The Disk Format is Not Recognized
Disk Utility may not be able to erase disks that have an unfamiliar format not native to macOS. This can include Linux disk formats for example.
Try reformatting the unrecognized disk first before attempting to erase if possible.
There Was an Error Unmounting the Disk
Sometimes macOS will report it failed to unmount a disk properly. This is often tied to apps still using the disk in the background.
Restart your Mac and try unmounting again. Force quit any apps using the disk. Check for error messages during the unmount process.
The Disk Has Bad Sectors
Disks with hardware problems like bad sectors cannot be erased normally. Disk Utility will report a failure to erase the corrupt disk blocks.
You may need to physically replace the failing disk hardware in this case.
Tips for Deleting Disks on Mac
Follow these tips when trying to erase disks on your Mac:
- Always unmount disks first before erasing
- Disconnect external drives before formatting them
- Check disk permissions and change to Read & Write access

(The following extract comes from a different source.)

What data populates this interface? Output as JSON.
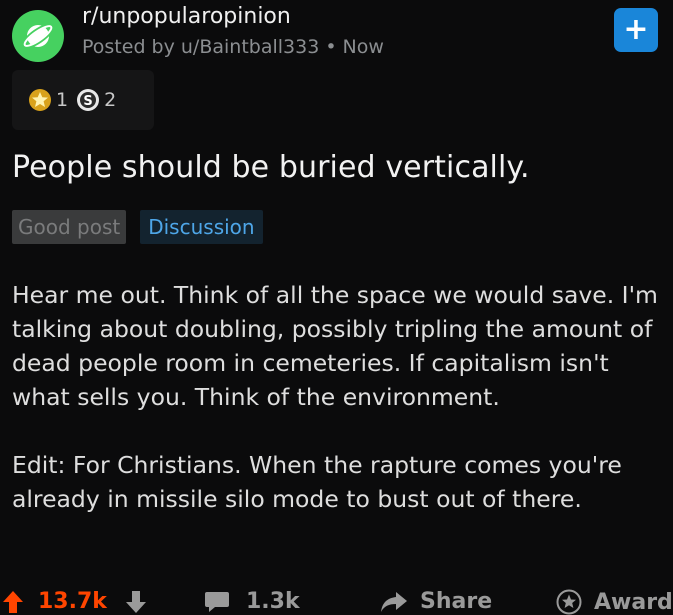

- Make sure you have backups before erasing
- Use the macOS Recovery HD partition to erase the startup disk
- Reformat unrecognized disk formats before erasing
- Repair any disk errors using First Aid before erasing
Taking the proper steps to unmount, check permissions, repair issues, and erase using Disk Utility will ensure the disk can be erased successfully.
Why Erase a Disk on Mac?
There are good reasons to want to completely erase a disk now and then:
- Remove sensitive information – Erase disks before selling or disposing to protect personal files.
- Fix disk errors – Wiping a disk can resolve errors like corrupted sectors.
- Erase free space – Periodically erase free space to delete temporary files.
- Reformat – Change the disk format to work better with macOS.
- Reinstall macOS – Fully erase the startup disk to do a clean OS install.
- Repartition – Delete and recreate disk partitions to change sizes.
Being able to securely erase disks is important for privacy, fixing issues, and reconfiguring your drives.
While disk erasure can be tricky on Macs, understanding what causes issues like being in use, permissions, locking, and disk formats allows you to troubleshoot and fix them.
Always eject and unmount disks before formatting. Check for errors with First Aid. Use macOS Recovery to fully erase system disks. And have proper backups before erasing any disk just in case.
Knowing the right Disk Utility steps can make erasing disks a smooth process. Just take care when deleting disk data, as that’s not always easily recoverable after a quick format.